goldstarpins.org #4 Denise, The commercial aired at 4:45 ET.
If one goes to the mentioned website they can view the commercial.

During Vietnam the Gold Star Pin was presented to the mother. I’m not sure about the father. I remember my mother wearing her GS pin.

B Woodman

You just know that young man has some ‘Nadds.
(Com’on. I’m surprised someone else didn’t beat me to that tired joke)


Here’s the link to the. PSA that aired.http://player.theplatform.com/p/IfSiAC/7Bn5HZqcBwxI/select/SY0rNrEBL0u6

. @#11, the pins are presented to the parents, spouse, siblings and children. My mother received one from my very kind CAO as she was particularly close to my son and his only surviving grandparent though she is not legally eligible

There are two versions, the one with a purple background is for KIA. The solid gold with a slightly different design is the Next Of Kin for Active Duty deaths not directly caused by combat.

In the PSA, it shows one mother who had it made into a ring. This is an interesting controversy in the GS community as that is not an ‘authorized’ way to wear it. I personally don’t care but would not do that myself. To me it is like taking a Purple Heart or other medal and making it into jewelry, but I also respect others right to do whatever gives them comfort.


To Denise,

Denise, I come with hat in hand in respect to you.

My brother and I were serving in Vietnam at the same time of his loss. I know that my mother was presented a Gold Star Pin. Perhaps my dad but none of the siblings, I would have remembered that.

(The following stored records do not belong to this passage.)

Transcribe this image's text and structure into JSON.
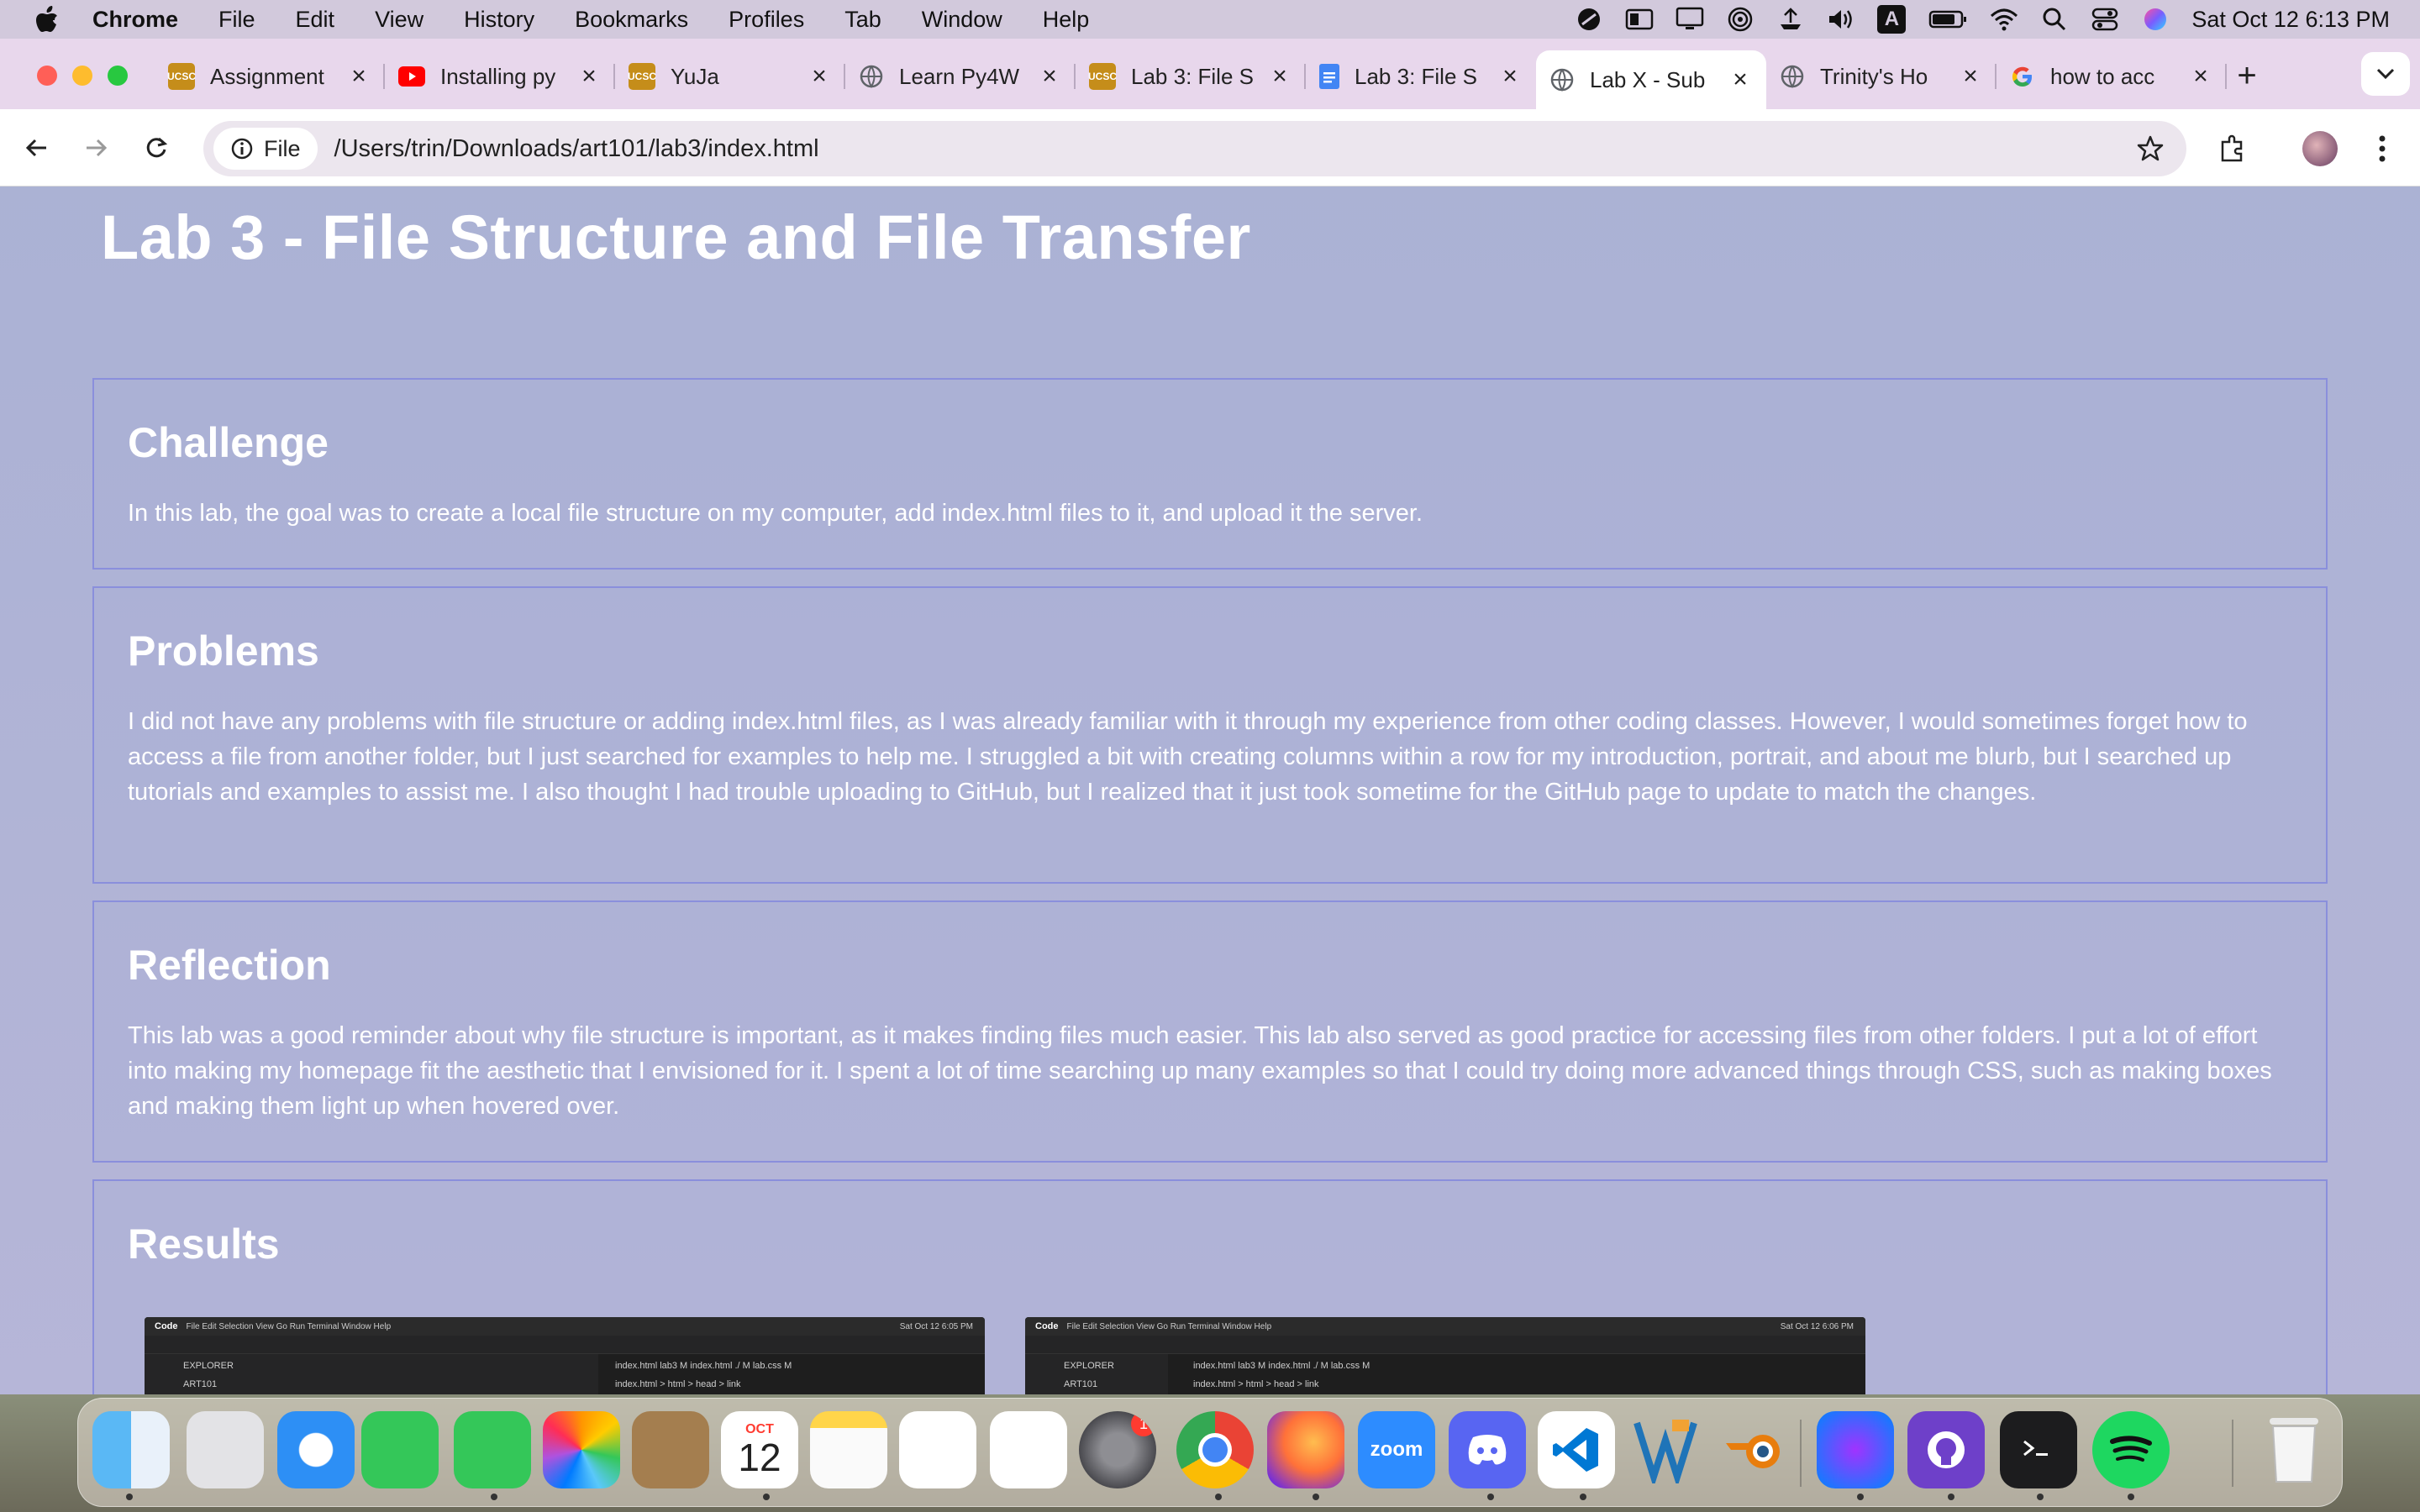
{
  "menubar": {
    "app_name": "Chrome",
    "items": [
      "File",
      "Edit",
      "View",
      "History",
      "Bookmarks",
      "Profiles",
      "Tab",
      "Window",
      "Help"
    ],
    "input_indicator": "A",
    "clock": "Sat Oct 12  6:13 PM"
  },
  "tabs": [
    {
      "title": "Assignment",
      "favicon": "ucsc-icon",
      "color": "#c58d1a"
    },
    {
      "title": "Installing py",
      "favicon": "youtube-icon",
      "color": "#ff0000"
    },
    {
      "title": "YuJa",
      "favicon": "ucsc-icon",
      "color": "#c58d1a"
    },
    {
      "title": "Learn Py4W",
      "favicon": "globe-icon",
      "color": "#5f6368"
    },
    {
      "title": "Lab 3: File S",
      "favicon": "ucsc-icon",
      "color": "#c58d1a"
    },
    {
      "title": "Lab 3: File S",
      "favicon": "docs-icon",
      "color": "#4285f4"
    },
    {
      "title": "Lab X - Sub",
      "favicon": "globe-icon",
      "color": "#5f6368",
      "active": true
    },
    {
      "title": "Trinity's Ho",
      "favicon": "globe-icon",
      "color": "#5f6368"
    },
    {
      "title": "how to acc",
      "favicon": "google-icon",
      "color": "#4285f4"
    }
  ],
  "toolbar": {
    "chip_label": "File",
    "url": "/Users/trin/Downloads/art101/lab3/index.html"
  },
  "page": {
    "title": "Lab 3 - File Structure and File Transfer",
    "sections": [
      {
        "heading": "Challenge",
        "body": "In this lab, the goal was to create a local file structure on my computer, add index.html files to it, and upload it the server."
      },
      {
        "heading": "Problems",
        "body": "I did not have any problems with file structure or adding index.html files, as I was already familiar with it through my experience from other coding classes. However, I would sometimes forget how to access a file from another folder, but I just searched for examples to help me. I struggled a bit with creating columns within a row for my introduction, portrait, and about me blurb, but I searched up tutorials and examples to assist me. I also thought I had trouble uploading to GitHub, but I realized that it just took sometime for the GitHub page to update to match the changes."
      },
      {
        "heading": "Reflection",
        "body": "This lab was a good reminder about why file structure is important, as it makes finding files much easier. This lab also served as good practice for accessing files from other folders. I put a lot of effort into making my homepage fit the aesthetic that I envisioned for it. I spent a lot of time searching up many examples so that I could try doing more advanced things through CSS, such as making boxes and making them light up when hovered over."
      },
      {
        "heading": "Results",
        "body": ""
      }
    ],
    "screenshots": [
      {
        "app": "Code",
        "menu": "File  Edit  Selection  View  Go  Run  Terminal  Window  Help",
        "clock": "Sat Oct 12  6:05 PM",
        "explorer": "EXPLORER",
        "folder": "ART101",
        "tabs": "index.html lab3 M    index.html ./ M    lab.css M",
        "path": "index.html > html > head > link"
      },
      {
        "app": "Code",
        "menu": "File  Edit  Selection  View  Go  Run  Terminal  Window  Help",
        "clock": "Sat Oct 12  6:06 PM",
        "explorer": "EXPLORER",
        "folder": "ART101",
        "tabs": "index.html lab3 M    index.html ./ M    lab.css M",
        "path": "index.html > html > head > link"
      }
    ]
  },
  "dock": {
    "apps": [
      "Finder",
      "Launchpad",
      "Safari",
      "FaceTime",
      "Messages",
      "Photos",
      "Contacts",
      "Calendar",
      "Notes",
      "Freeform",
      "Reminders",
      "System Settings",
      "Chrome",
      "Firefox",
      "Zoom",
      "Discord",
      "VS Code",
      "Vectorworks",
      "Blender",
      "Messenger",
      "GitHub Desktop",
      "Terminal",
      "Spotify",
      "Trash"
    ],
    "calendar_month": "OCT",
    "calendar_day": "12",
    "settings_badge": "1",
    "zoom_label": "zoom"
  }
}
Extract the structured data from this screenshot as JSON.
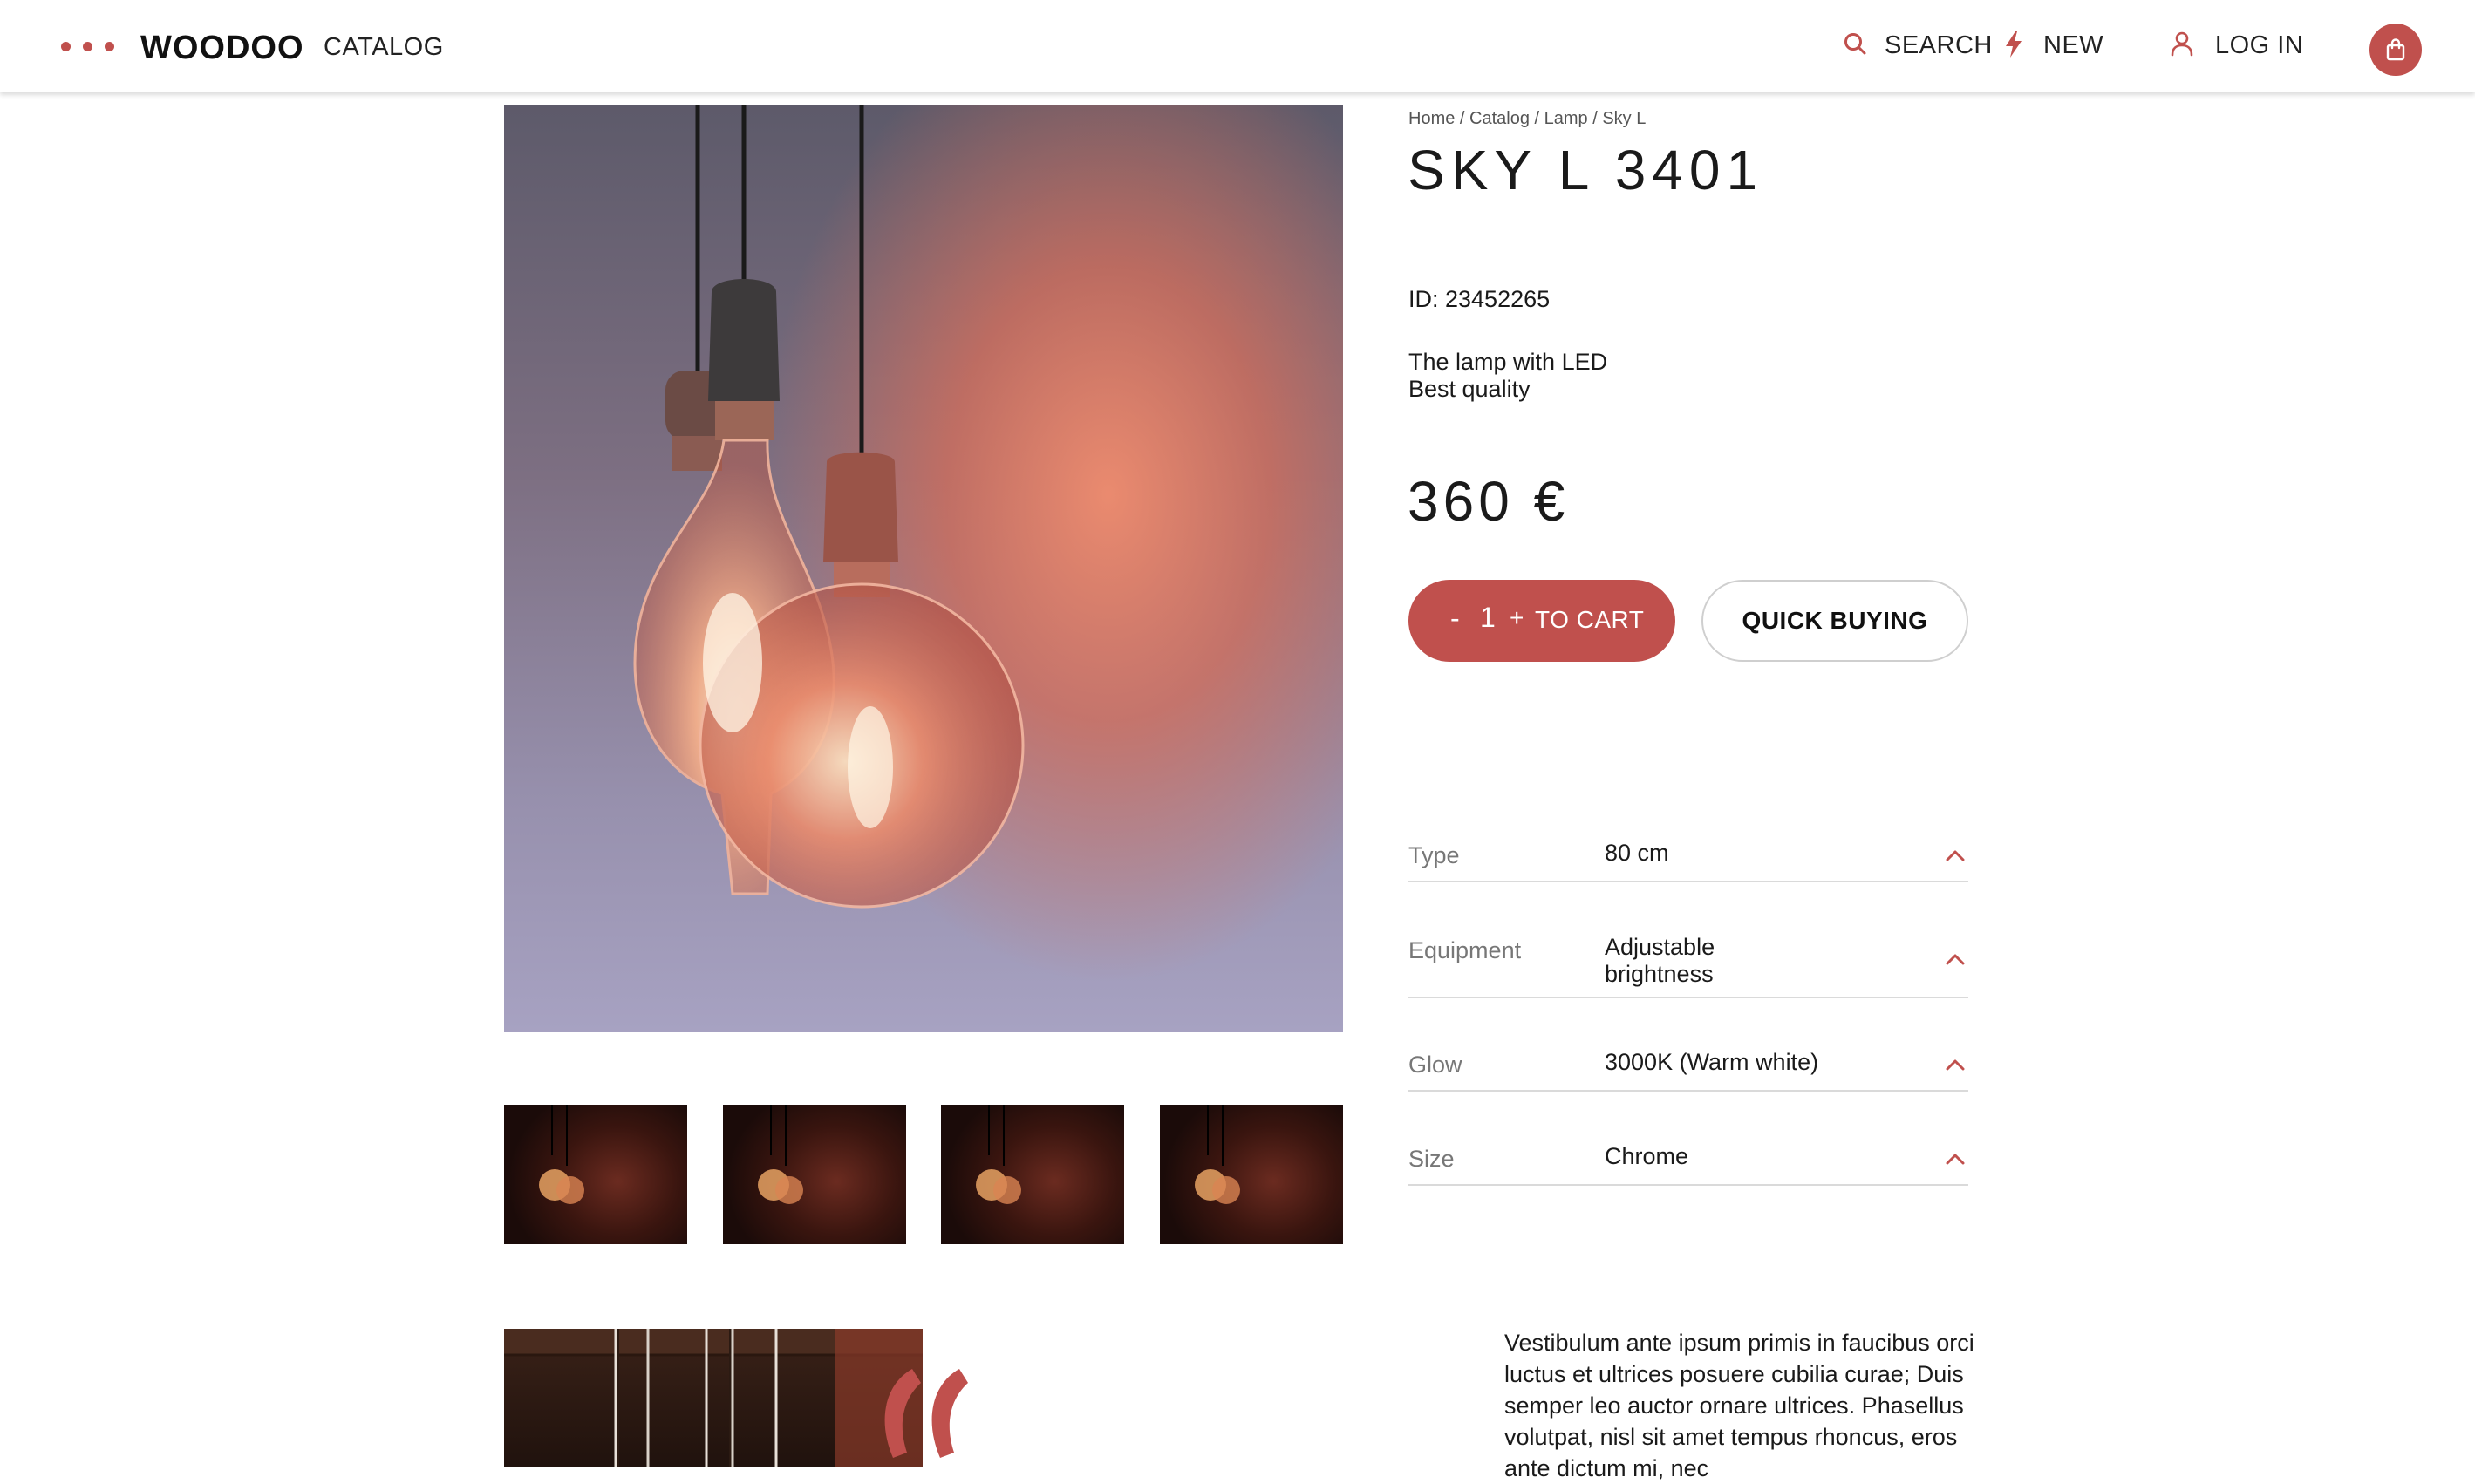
{
  "header": {
    "logo": "WOODOO",
    "catalog_label": "CATALOG",
    "search_label": "SEARCH",
    "new_label": "NEW",
    "login_label": "LOG IN",
    "menu_icon": "more-dots-icon",
    "cart_icon": "shopping-bag-icon"
  },
  "breadcrumb": [
    "Home",
    "Catalog",
    "Lamp",
    "Sky L"
  ],
  "product": {
    "title": "SKY L 3401",
    "id_text": "ID: 23452265",
    "description_line1": "The lamp with LED",
    "description_line2": "Best quality",
    "price": "360 €",
    "quantity": "1",
    "qty_minus": "-",
    "qty_plus": "+",
    "to_cart_label": "TO CART",
    "quick_buy_label": "QUICK BUYING"
  },
  "specs": [
    {
      "label": "Type",
      "value": "80 cm"
    },
    {
      "label": "Equipment",
      "value": "Adjustable brightness"
    },
    {
      "label": "Glow",
      "value": "3000K (Warm white)"
    },
    {
      "label": "Size",
      "value": "Chrome"
    }
  ],
  "article_text": "Vestibulum ante ipsum primis in faucibus orci luctus et ultrices posuere cubilia curae; Duis semper leo auctor ornare ultrices. Phasellus volutpat, nisl sit amet tempus rhoncus, eros ante dictum mi, nec",
  "colors": {
    "accent": "#c0504d",
    "text": "#1a1a1a",
    "muted": "#777777",
    "divider": "#dadada"
  }
}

Did I miss something back then? Perhaps I did. If so, please correct me. About that.

respectfully yours,


If you would like to contact me, Jonn has my email.



Binh Tuy:

As a sibling your are entitled under the law and if you did not get your Gold Star Lapel pin it is not too late. You will need to submit a DD Form 3. If you are near an Army installation take the form into the Survivor Outreach Service (SOS)office and they will have the pins on hand and will probably find someone that can do a quick presentation. Otherwise, I think the form has a mailing address where you can submit.

For the comment on turning the pins into jewelery I was in the commercial and the shoot was the first time I had ever seen the pin turned into either a ring or necklace. The pieces I saw was professionally made from the gold stars that were presented to them and it allowed them to be worn daily. I still wear mine as a lapel pin; however, I only wear it on special occasions. I can see where a ring would be advantageous for those the wanted to wear them all the time. I am not sure why it would be controversial, the pins were actually adapted from gold star flags that originally were blue star flags with a gold star sewn over the top to represent a service member killed in action. The jewelery is just a further adaption similar to placing the gold star emblem(s) on license plates.


To Denise and “G” I thank you both for all the information. I have visited the Gold Star Pins website. It’s very well done and with respect.

I too have no issue with how one would wish to wear their Gold Star, be it as a ring or necklace.